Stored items
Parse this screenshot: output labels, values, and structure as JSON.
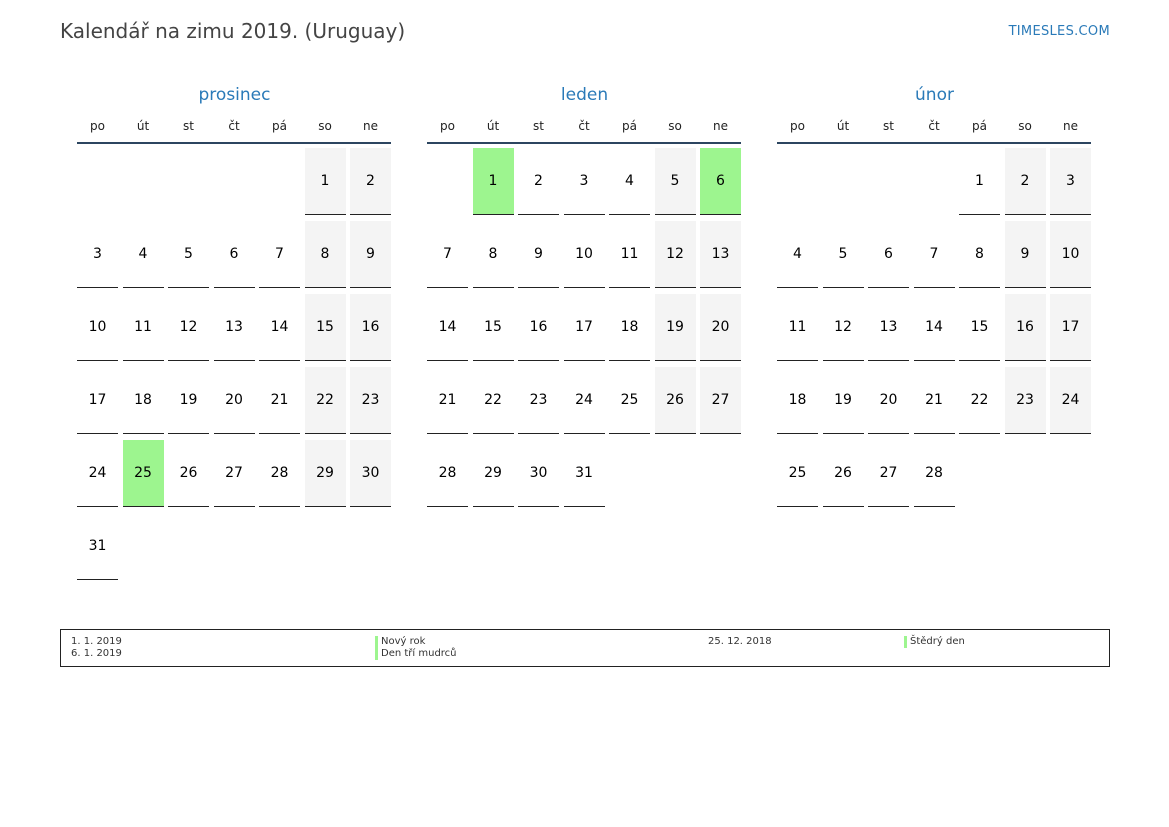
{
  "title": "Kalendář na zimu 2019. (Uruguay)",
  "site": "TIMESLES.COM",
  "colors": {
    "accent": "#2a7ab8",
    "holiday": "#9df58f",
    "weekend": "#f4f4f4"
  },
  "weekdays": [
    "po",
    "út",
    "st",
    "čt",
    "pá",
    "so",
    "ne"
  ],
  "months": [
    {
      "name": "prosinec",
      "offset": 5,
      "days": 31,
      "holidays": [
        25
      ]
    },
    {
      "name": "leden",
      "offset": 1,
      "days": 31,
      "holidays": [
        1,
        6
      ]
    },
    {
      "name": "únor",
      "offset": 4,
      "days": 28,
      "holidays": []
    }
  ],
  "legend": [
    {
      "date": "1. 1. 2019",
      "name": "Nový rok"
    },
    {
      "date": "6. 1. 2019",
      "name": "Den tří mudrců"
    },
    {
      "date": "25. 12. 2018",
      "name": "Štědrý den"
    }
  ]
}
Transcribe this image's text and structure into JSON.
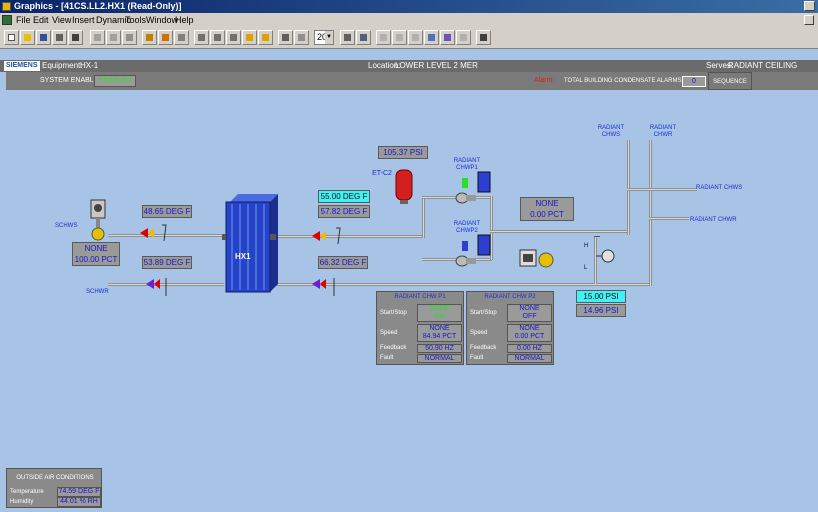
{
  "window": {
    "title": "Graphics - [41CS.LL2.HX1 (Read-Only)]"
  },
  "menu": [
    "File",
    "Edit",
    "View",
    "Insert",
    "Dynamic",
    "Tools",
    "Window",
    "Help"
  ],
  "toolbar": {
    "zoom_value": "20"
  },
  "header": {
    "brand": "SIEMENS",
    "equipment_label": "Equipment:",
    "equipment_value": "HX-1",
    "location_label": "Location:",
    "location_value": "LOWER LEVEL 2 MER",
    "serves_label": "Serves:",
    "serves_value": "RADIANT CEILING PANELS",
    "system_enable_label": "SYSTEM ENABLE",
    "system_enable_value": "ENABLED",
    "alarm_label": "Alarm:",
    "alarm_text": "TOTAL BUILDING CONDENSATE ALARMS",
    "alarm_value": "0",
    "sequence_label": "SEQUENCE"
  },
  "diagram": {
    "hx_label": "HX1",
    "schws_label": "SCHWS",
    "schwr_label": "SCHWR",
    "valve_cmd_line1": "NONE",
    "valve_cmd_line2": "100.00 PCT",
    "schws_temp": "48.65 DEG F",
    "schwr_temp": "53.89 DEG F",
    "supply_setpoint": "55.00 DEG F",
    "supply_temp": "57.82 DEG F",
    "return_temp": "66.32 DEG F",
    "pressure_top": "105.37 PSI",
    "et_label": "ET-C2",
    "pump1_label_1": "RADIANT",
    "pump1_label_2": "CHWP1",
    "pump2_label_1": "RADIANT",
    "pump2_label_2": "CHWP2",
    "bypass_line1": "NONE",
    "bypass_line2": "0.00 PCT",
    "radiant_chws_top_1": "RADIANT",
    "radiant_chws_top_2": "CHWS",
    "radiant_chwr_top_1": "RADIANT",
    "radiant_chwr_top_2": "CHWR",
    "radiant_chws_right": "RADIANT CHWS",
    "radiant_chwr_right": "RADIANT CHWR",
    "dp_h": "H",
    "dp_l": "L",
    "dp_setpoint": "15.00 PSI",
    "dp_value": "14.96 PSI"
  },
  "pumps": [
    {
      "title": "RADIANT CHW P1",
      "start_stop_label": "Start/Stop",
      "start_stop_line1": "NONE",
      "start_stop_line2": "ON",
      "speed_label": "Speed",
      "speed_line1": "NONE",
      "speed_line2": "84.94 PCT",
      "feedback_label": "Feedback",
      "feedback_value": "50.90 HZ",
      "fault_label": "Fault",
      "fault_value": "NORMAL"
    },
    {
      "title": "RADIANT CHW P2",
      "start_stop_label": "Start/Stop",
      "start_stop_line1": "NONE",
      "start_stop_line2": "OFF",
      "speed_label": "Speed",
      "speed_line1": "NONE",
      "speed_line2": "0.00 PCT",
      "feedback_label": "Feedback",
      "feedback_value": "0.00 HZ",
      "fault_label": "Fault",
      "fault_value": "NORMAL"
    }
  ],
  "outside_air": {
    "title": "OUTSIDE AIR CONDITIONS",
    "temp_label": "Temperature",
    "temp_value": "74.59 DEG F",
    "humidity_label": "Humidity",
    "humidity_value": "44.01 % RH"
  },
  "colors": {
    "background": "#a7c3e6",
    "hx_blue": "#2344c8",
    "setpoint_cyan": "#43f0f4",
    "value_blue": "#1717c9",
    "alarm_red": "#d21f1f",
    "enabled_green": "#29e029"
  }
}
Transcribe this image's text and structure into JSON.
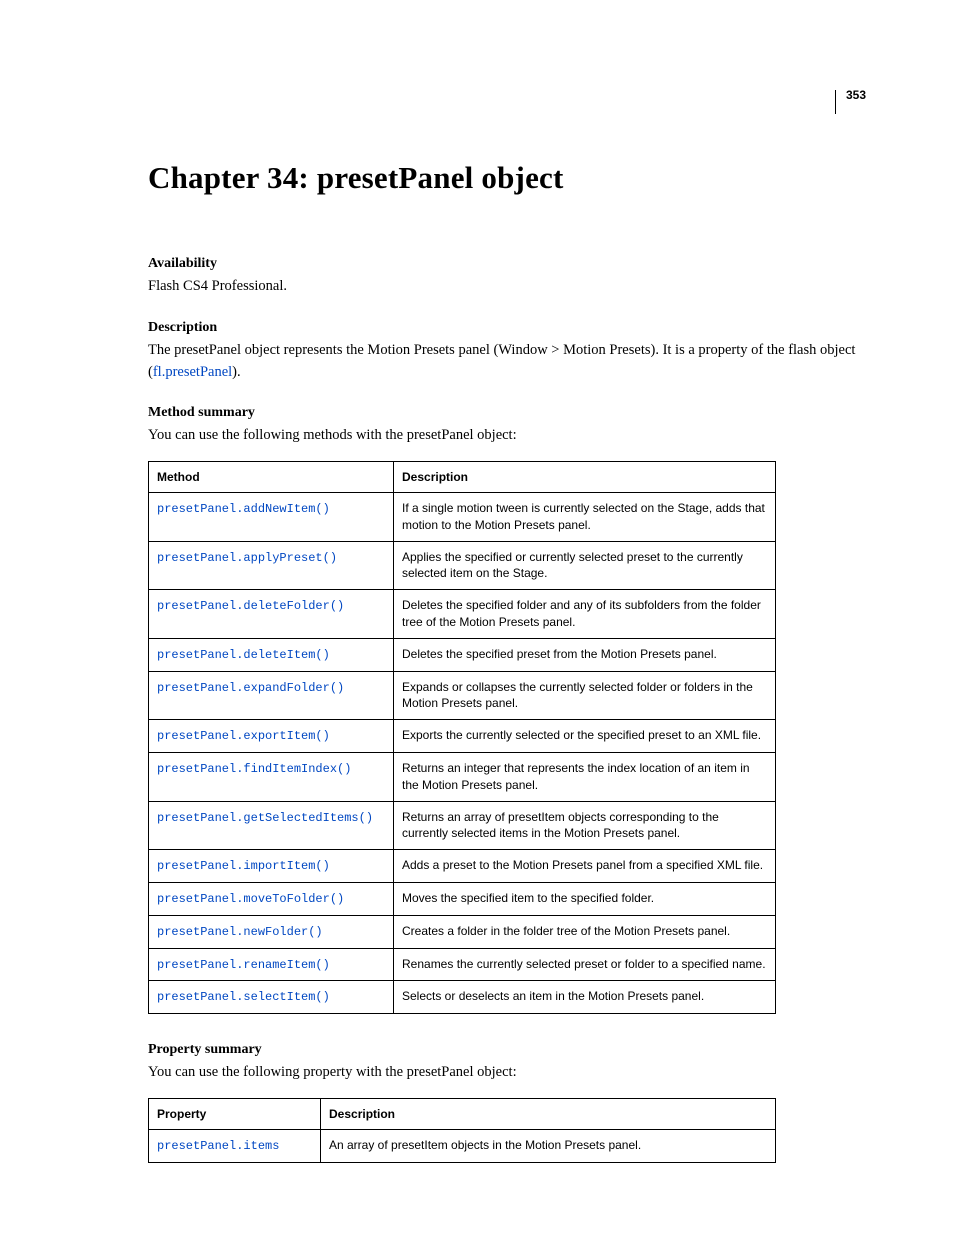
{
  "page_number": "353",
  "chapter_title": "Chapter 34: presetPanel object",
  "sections": {
    "availability": {
      "heading": "Availability",
      "body": "Flash CS4 Professional."
    },
    "description": {
      "heading": "Description",
      "body_pre": "The presetPanel object represents the Motion Presets panel (Window > Motion Presets). It is a property of the flash object (",
      "link": "fl.presetPanel",
      "body_post": ")."
    },
    "method_summary": {
      "heading": "Method summary",
      "intro": "You can use the following methods with the presetPanel object:",
      "col_method": "Method",
      "col_desc": "Description",
      "rows": [
        {
          "m": "presetPanel.addNewItem()",
          "d": "If a single motion tween is currently selected on the Stage, adds that motion to the Motion Presets panel."
        },
        {
          "m": "presetPanel.applyPreset()",
          "d": "Applies the specified or currently selected preset to the currently selected item on the Stage."
        },
        {
          "m": "presetPanel.deleteFolder()",
          "d": "Deletes the specified folder and any of its subfolders from the folder tree of the Motion Presets panel."
        },
        {
          "m": "presetPanel.deleteItem()",
          "d": "Deletes the specified preset from the Motion Presets panel."
        },
        {
          "m": "presetPanel.expandFolder()",
          "d": "Expands or collapses the currently selected folder or folders in the Motion Presets panel."
        },
        {
          "m": "presetPanel.exportItem()",
          "d": "Exports the currently selected or the specified preset to an XML file."
        },
        {
          "m": "presetPanel.findItemIndex()",
          "d": "Returns an integer that represents the index location of an item in the Motion Presets panel."
        },
        {
          "m": "presetPanel.getSelectedItems()",
          "d": "Returns an array of presetItem objects corresponding to the currently selected items in the Motion Presets panel."
        },
        {
          "m": "presetPanel.importItem()",
          "d": "Adds a preset to the Motion Presets panel from a specified XML file."
        },
        {
          "m": "presetPanel.moveToFolder()",
          "d": "Moves the specified item to the specified folder."
        },
        {
          "m": "presetPanel.newFolder()",
          "d": "Creates a folder in the folder tree of the Motion Presets panel."
        },
        {
          "m": "presetPanel.renameItem()",
          "d": "Renames the currently selected preset or folder to a specified name."
        },
        {
          "m": "presetPanel.selectItem()",
          "d": "Selects or deselects an item in the Motion Presets panel."
        }
      ]
    },
    "property_summary": {
      "heading": "Property summary",
      "intro": "You can use the following property with the presetPanel object:",
      "col_prop": "Property",
      "col_desc": "Description",
      "rows": [
        {
          "m": "presetPanel.items",
          "d": "An array of presetItem objects in the Motion Presets panel."
        }
      ]
    }
  }
}
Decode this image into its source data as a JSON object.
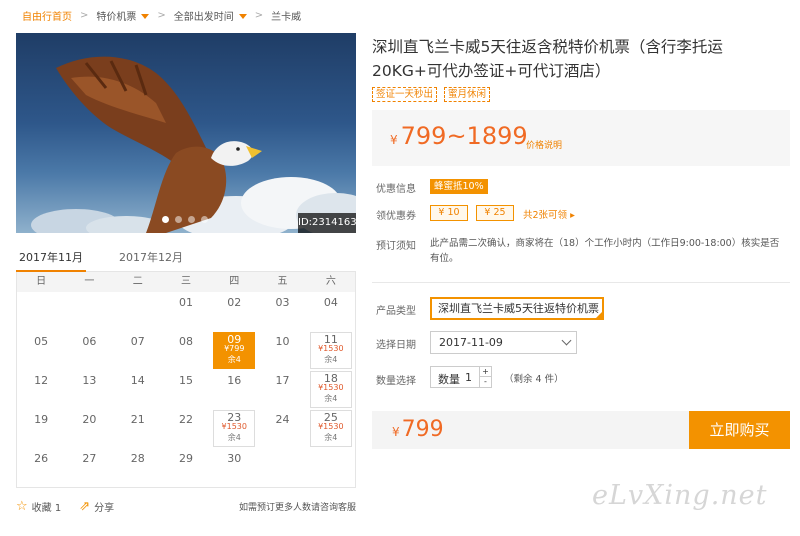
{
  "breadcrumb": {
    "home": "自由行首页",
    "level2": "特价机票",
    "level3": "全部出发时间",
    "current": "兰卡威",
    "separator": ">"
  },
  "hero": {
    "id_label": "ID:2314163",
    "slide_count": 4,
    "active_slide": 1
  },
  "calendar": {
    "tabs": [
      "2017年11月",
      "2017年12月"
    ],
    "active_tab": 0,
    "weekdays": [
      "日",
      "一",
      "二",
      "三",
      "四",
      "五",
      "六"
    ],
    "weeks": [
      [
        {
          "d": ""
        },
        {
          "d": ""
        },
        {
          "d": ""
        },
        {
          "d": "01"
        },
        {
          "d": "02"
        },
        {
          "d": "03"
        },
        {
          "d": "04"
        }
      ],
      [
        {
          "d": "05"
        },
        {
          "d": "06"
        },
        {
          "d": "07"
        },
        {
          "d": "08"
        },
        {
          "d": "09",
          "price": "¥799",
          "remain": "余4",
          "selected": true
        },
        {
          "d": "10"
        },
        {
          "d": "11",
          "price": "¥1530",
          "remain": "余4"
        }
      ],
      [
        {
          "d": "12"
        },
        {
          "d": "13"
        },
        {
          "d": "14"
        },
        {
          "d": "15"
        },
        {
          "d": "16"
        },
        {
          "d": "17"
        },
        {
          "d": "18",
          "price": "¥1530",
          "remain": "余4"
        }
      ],
      [
        {
          "d": "19"
        },
        {
          "d": "20"
        },
        {
          "d": "21"
        },
        {
          "d": "22"
        },
        {
          "d": "23",
          "price": "¥1530",
          "remain": "余4"
        },
        {
          "d": "24"
        },
        {
          "d": "25",
          "price": "¥1530",
          "remain": "余4"
        }
      ],
      [
        {
          "d": "26"
        },
        {
          "d": "27"
        },
        {
          "d": "28"
        },
        {
          "d": "29"
        },
        {
          "d": "30"
        },
        {
          "d": ""
        },
        {
          "d": ""
        }
      ]
    ]
  },
  "actions": {
    "favorite": "收藏 1",
    "share": "分享",
    "note": "如需预订更多人数请咨询客服"
  },
  "product": {
    "title": "深圳直飞兰卡威5天往返含税特价机票（含行李托运20KG+可代办签证+可代订酒店）",
    "tags": [
      "签证一天秒出",
      "蜜月休闲"
    ],
    "currency": "¥",
    "price_range": "799~1899",
    "price_note": "价格说明"
  },
  "info": {
    "discount_label": "优惠信息",
    "discount_badge": "蜂蜜抵10%",
    "coupon_label": "领优惠券",
    "coupons": [
      "¥ 10",
      "¥ 25"
    ],
    "coupon_more": "共2张可领 ▸",
    "notice_label": "预订须知",
    "notice_text": "此产品需二次确认，商家将在（18）个工作小时内（工作日9:00-18:00）核实是否有位。"
  },
  "order": {
    "type_label": "产品类型",
    "type_value": "深圳直飞兰卡威5天往返特价机票",
    "date_label": "选择日期",
    "date_value": "2017-11-09",
    "qty_label": "数量选择",
    "qty_field_label": "数量",
    "qty_value": "1",
    "qty_plus": "+",
    "qty_minus": "-",
    "stock": "（剩余 4 件）"
  },
  "buy": {
    "price": "799",
    "button": "立即购买"
  },
  "watermark": "eLvXing.net",
  "colors": {
    "accent": "#f39200",
    "price": "#f06a24"
  }
}
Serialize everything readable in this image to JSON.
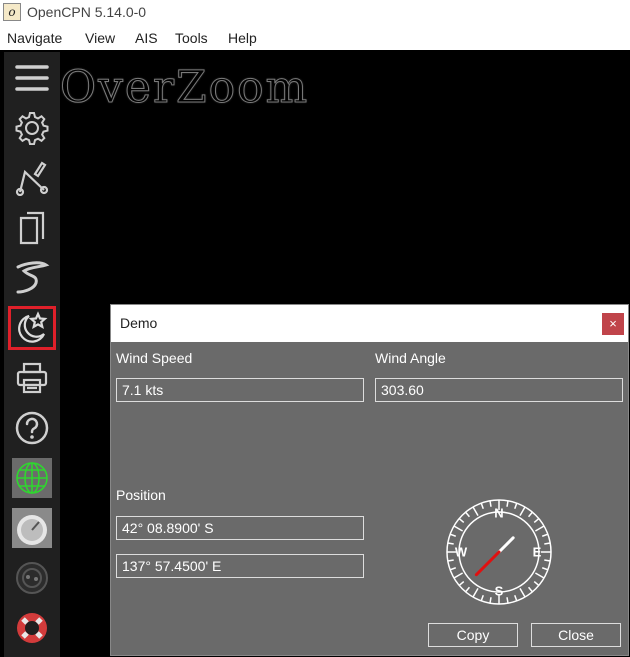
{
  "window": {
    "title": "OpenCPN 5.14.0-0",
    "icon_glyph": "o"
  },
  "menu": {
    "items": [
      "Navigate",
      "View",
      "AIS",
      "Tools",
      "Help"
    ]
  },
  "chart": {
    "overzoom_label": "OverZoom"
  },
  "toolbar": {
    "buttons": [
      {
        "name": "menu-hamburger-icon"
      },
      {
        "name": "settings-gear-icon"
      },
      {
        "name": "route-icon"
      },
      {
        "name": "route-manager-icon"
      },
      {
        "name": "track-icon"
      },
      {
        "name": "night-mode-icon",
        "selected": true
      },
      {
        "name": "print-icon"
      },
      {
        "name": "help-icon"
      },
      {
        "name": "globe-grid-icon"
      },
      {
        "name": "dashboard-gauge-icon"
      },
      {
        "name": "plugin-icon"
      },
      {
        "name": "lifebuoy-icon"
      }
    ]
  },
  "dialog": {
    "title": "Demo",
    "close_glyph": "×",
    "wind_speed_label": "Wind Speed",
    "wind_speed_value": "7.1 kts",
    "wind_angle_label": "Wind Angle",
    "wind_angle_value": "303.60",
    "position_label": "Position",
    "lat_value": "42° 08.8900' S",
    "lon_value": "137° 57.4500' E",
    "compass": {
      "n": "N",
      "e": "E",
      "s": "S",
      "w": "W",
      "needle_heading_deg": 45
    },
    "copy_label": "Copy",
    "close_label": "Close"
  },
  "colors": {
    "highlight": "#e0202a",
    "needle_north": "#ffffff",
    "needle_south": "#e01010"
  }
}
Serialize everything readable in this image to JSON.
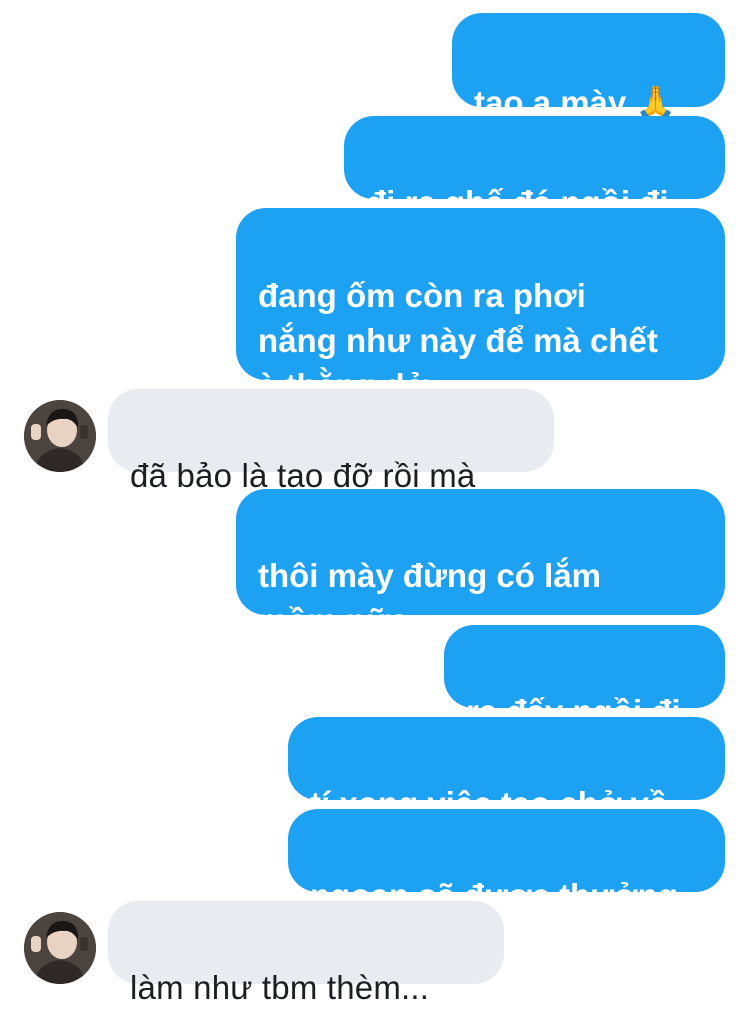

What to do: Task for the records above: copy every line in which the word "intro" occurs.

Written response:
      "intro": "You can use the following methods with the presetPanel object:",
      "intro": "You can use the following property with the presetPanel object:",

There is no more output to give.